My Very Modern Family Christmas … These Days!
Last year I had my first Christmas with no partner and no child home with me on Christmas morning (my girl was at her Dad’s until 4pm). I didn’t spend it alone. I spent a very modern family Christmas, visiting my first father-in-law for breakfast (to see my friend and former sister-in-law, her husband and my three nephews), then came home to collect my cheesecakes and salads to go over to my second father-in-law’s house to eat lunch with my brothers-in-law, sister-in-law and family (having separated at the start of that year from their son/brother). Then when my girl came home, we headed north an hour or so to be with my parents in Navarre.
A Day of Stillness … and The Value of That
What I noticed while driving around on Christmas Day was the silence and the stillness. There were no cars in supermarket carparks, few cars on the roads, and very few businesses open (just some small milk-bars and service stations. I think even Macca’s was closed!).
Everyone (almost) had stopped. For one day, they had stopped racing around, working on their to-do list, trying to achieve their goals, or just stressing. Or if they were doing so, they weren’t doing it in public.
And regardless of your religious beliefs or lack of them, having at least one day of the year of such stillness and rest surely must be a good thing for all concerned.
Not always a celebration …
Naturally, for some people, the day is not a happy one. Some are lonely, sick, hungry, dealing with family violence, dealing with every stress they deal with every day of their lives. For some people Christmas Day is no different to any other. They just deal with their unhappy lives with the knowledge that many others are having a very happy day. That must be hard.
Our Hardest Christmas …
I remember Christmas Eve 1985 was a bit like that for a 12 year old girl and her family. That 12 year old girl was me, who found out that day that my treasured Pop had terminal cancer and had been given only months to live.
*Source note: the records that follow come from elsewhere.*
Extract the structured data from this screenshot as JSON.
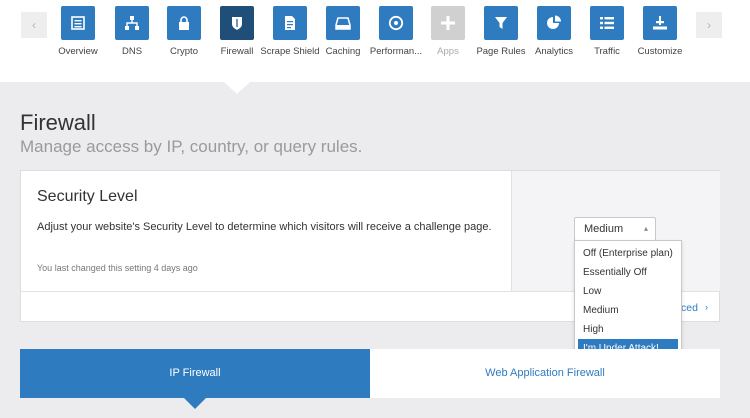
{
  "nav": {
    "items": [
      {
        "label": "Overview",
        "icon": "overview-icon",
        "state": "normal"
      },
      {
        "label": "DNS",
        "icon": "dns-icon",
        "state": "normal"
      },
      {
        "label": "Crypto",
        "icon": "lock-icon",
        "state": "normal"
      },
      {
        "label": "Firewall",
        "icon": "shield-icon",
        "state": "active"
      },
      {
        "label": "Scrape Shield",
        "icon": "document-icon",
        "state": "normal"
      },
      {
        "label": "Caching",
        "icon": "drive-icon",
        "state": "normal"
      },
      {
        "label": "Performan...",
        "icon": "gauge-icon",
        "state": "normal"
      },
      {
        "label": "Apps",
        "icon": "plus-icon",
        "state": "disabled"
      },
      {
        "label": "Page Rules",
        "icon": "filter-icon",
        "state": "normal"
      },
      {
        "label": "Analytics",
        "icon": "pie-chart-icon",
        "state": "normal"
      },
      {
        "label": "Traffic",
        "icon": "list-icon",
        "state": "normal"
      },
      {
        "label": "Customize",
        "icon": "tools-icon",
        "state": "normal"
      }
    ],
    "left_arrow": "‹",
    "right_arrow": "›"
  },
  "page": {
    "title": "Firewall",
    "subtitle": "Manage access by IP, country, or query rules."
  },
  "security_level": {
    "title": "Security Level",
    "description": "Adjust your website's Security Level to determine which visitors will receive a challenge page.",
    "last_changed": "You last changed this setting 4 days ago",
    "selected_value": "Medium",
    "options": [
      "Off (Enterprise plan)",
      "Essentially Off",
      "Low",
      "Medium",
      "High",
      "I'm Under Attack!"
    ],
    "highlighted_option": "I'm Under Attack!",
    "footer_link_partial": "ced",
    "footer_arrow": "›"
  },
  "tabs": [
    {
      "label": "IP Firewall",
      "active": true
    },
    {
      "label": "Web Application Firewall",
      "active": false
    }
  ],
  "colors": {
    "accent": "#2f7bbf",
    "active_nav": "#1f4e79",
    "disabled_nav": "#d0d0d0",
    "background": "#ececef"
  }
}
That Christmas Eve in church when my cousin and I couldn’t bear to hear my Pop’s beautiful tenor voice rise above all the rest of the singers in church, knowing we were hearing him sing possibly for the last time, so we ran out of church and went home (next-door) to her house. My cousins and I grieving together (my Pop thinking we just didn’t want to be at church). Christmas Day 1985 was a melancholy one. Christmas Day 1986 even moreso without Pop or Papa (who had died the same year).
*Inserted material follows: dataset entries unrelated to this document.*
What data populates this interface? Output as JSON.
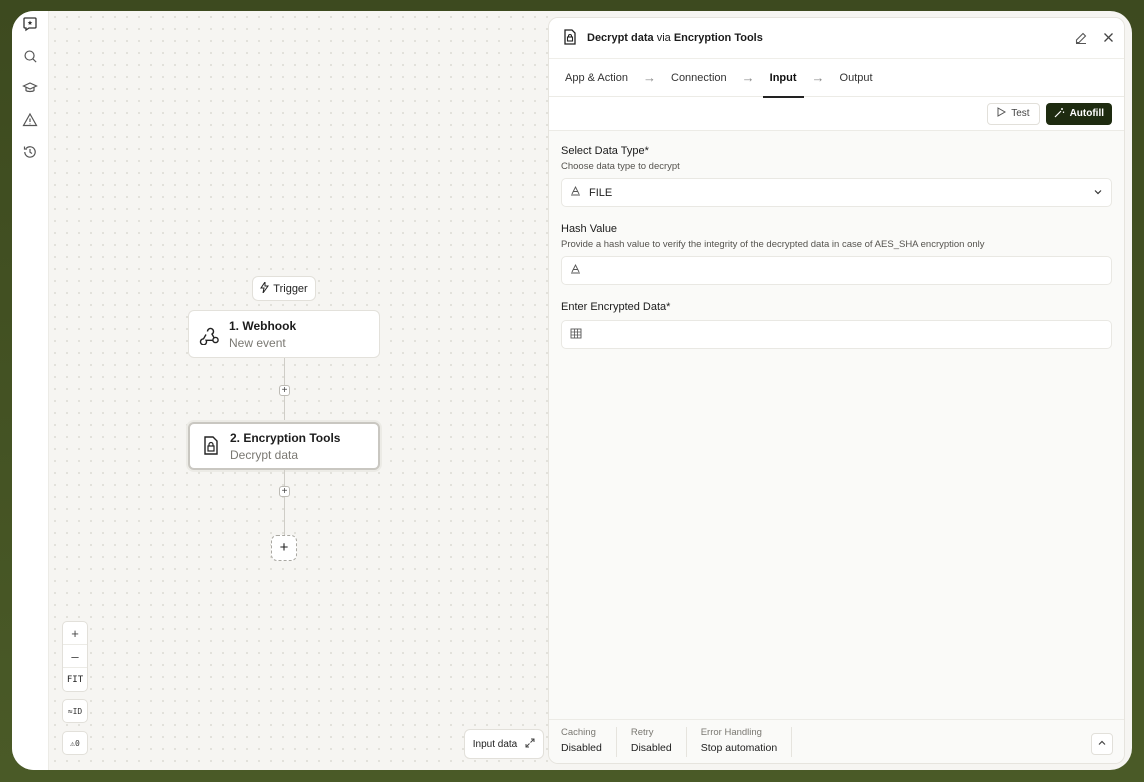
{
  "rail": {
    "icons": [
      "chat-icon",
      "search-icon",
      "graduation-cap-icon",
      "warning-icon",
      "history-icon"
    ]
  },
  "canvas": {
    "trigger_label": "Trigger",
    "nodes": [
      {
        "title": "1. Webhook",
        "subtitle": "New event",
        "icon": "webhook-icon"
      },
      {
        "title": "2. Encryption Tools",
        "subtitle": "Decrypt data",
        "icon": "document-lock-icon"
      }
    ],
    "zoom": {
      "plus": "+",
      "minus": "–",
      "fit": "FIT"
    },
    "id_toggle": "ID",
    "warnings_count": "0",
    "input_data_label": "Input data"
  },
  "panel": {
    "title_action": "Decrypt data",
    "title_via": "via",
    "title_app": "Encryption Tools",
    "steps": [
      "App & Action",
      "Connection",
      "Input",
      "Output"
    ],
    "active_step": "Input",
    "test_label": "Test",
    "autofill_label": "Autofill",
    "fields": {
      "data_type": {
        "label": "Select Data Type*",
        "help": "Choose data type to decrypt",
        "value": "FILE"
      },
      "hash": {
        "label": "Hash Value",
        "help": "Provide a hash value to verify the integrity of the decrypted data in case of AES_SHA encryption only",
        "value": ""
      },
      "encrypted": {
        "label": "Enter Encrypted Data*",
        "value": ""
      }
    },
    "footer": {
      "caching_label": "Caching",
      "caching_value": "Disabled",
      "retry_label": "Retry",
      "retry_value": "Disabled",
      "error_label": "Error Handling",
      "error_value": "Stop automation"
    }
  },
  "colors": {
    "accent": "#1e2b10",
    "frame_border": "#3d4a1f"
  }
}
Life Goes On …
But the celebrations went on. We still got our gifts, we still had our great family meal and we still had a house full of love. For if nothing else, my Pop stood for family. He stood for a heck of a lot more too, and that legacy continues to this day in every one of us, along with the football club, the shire and the community at large.
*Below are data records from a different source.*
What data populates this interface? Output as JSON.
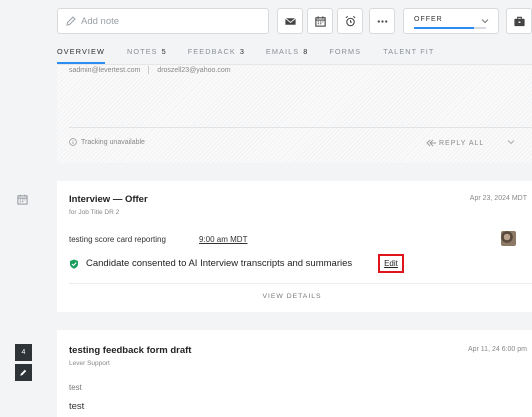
{
  "toolbar": {
    "note_placeholder": "Add note",
    "icons": [
      "email-icon",
      "calendar-icon",
      "alarm-icon",
      "more-icon"
    ],
    "stage_label": "OFFER",
    "briefcase_icon": "briefcase-icon"
  },
  "tabs": [
    {
      "label": "OVERVIEW",
      "count": ""
    },
    {
      "label": "NOTES",
      "count": "5"
    },
    {
      "label": "FEEDBACK",
      "count": "3"
    },
    {
      "label": "EMAILS",
      "count": "8"
    },
    {
      "label": "FORMS",
      "count": ""
    },
    {
      "label": "TALENT FIT",
      "count": ""
    }
  ],
  "email_card": {
    "from": "sadmin@levertest.com",
    "to": "droszell23@yahoo.com",
    "tracking": "Tracking unavailable",
    "reply_all": "REPLY ALL"
  },
  "interview_card": {
    "title": "Interview — Offer",
    "subtitle": "for Job Title DR 2",
    "date": "Apr 23, 2024 MDT",
    "row_name": "testing score card reporting",
    "row_time": "9:00 am MDT",
    "consent_text": "Candidate consented to AI Interview transcripts and summaries",
    "edit_label": "Edit",
    "view_details": "VIEW DETAILS"
  },
  "feedback_card": {
    "title": "testing feedback form draft",
    "subtitle": "Lever Support",
    "date": "Apr 11, 24 6:00 pm",
    "line1": "test",
    "line2": "test"
  },
  "side": {
    "count": "4"
  },
  "colors": {
    "accent": "#2d8cf0",
    "consent_check": "#1a9e5c",
    "highlight": "#e0151b",
    "dark_badge": "#2e3338"
  }
}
A Day of Thanksgiving, Peace and Family
And I bet as my Pop looks down on me now, he doesn’t care how many days of harvest he gave up to be with his family for Christmas Day. He knows every one of those days was worth it, as we, too, will look back and know that every day we give up work to spend with and celebrate family was worth every sacrifice it required.
In Australia we don’t celebrate Thanksgiving. I wish we did. But I think we combine the spirit of Thanksgiving into our Christmas Day celebrations.
And this year I want to give thanks to my beautiful family – those who worked hard to provide a delicious feast for Christmas Day and those who gave up a day of harvest to be with their family for it.
You have given me many treasured memories of Christmas Days spent with family, and given me the motivation to continue to honour and value that day – regardless of my religious beliefs – as a day of thanksgiving for what we have – Family, the harvest of many years of love, forgiveness and connectedness.
Merry Christmas to you all. Living with CFS or ME and other chronic illnesses is not easy. Often days like Christmas Day highlight that fact. But I do hope that you, too, can take some joy and peace from this time of pausing to reflect, celebrate and be grateful for what we DO have. Sometimes it’s a lot more than we give credit for!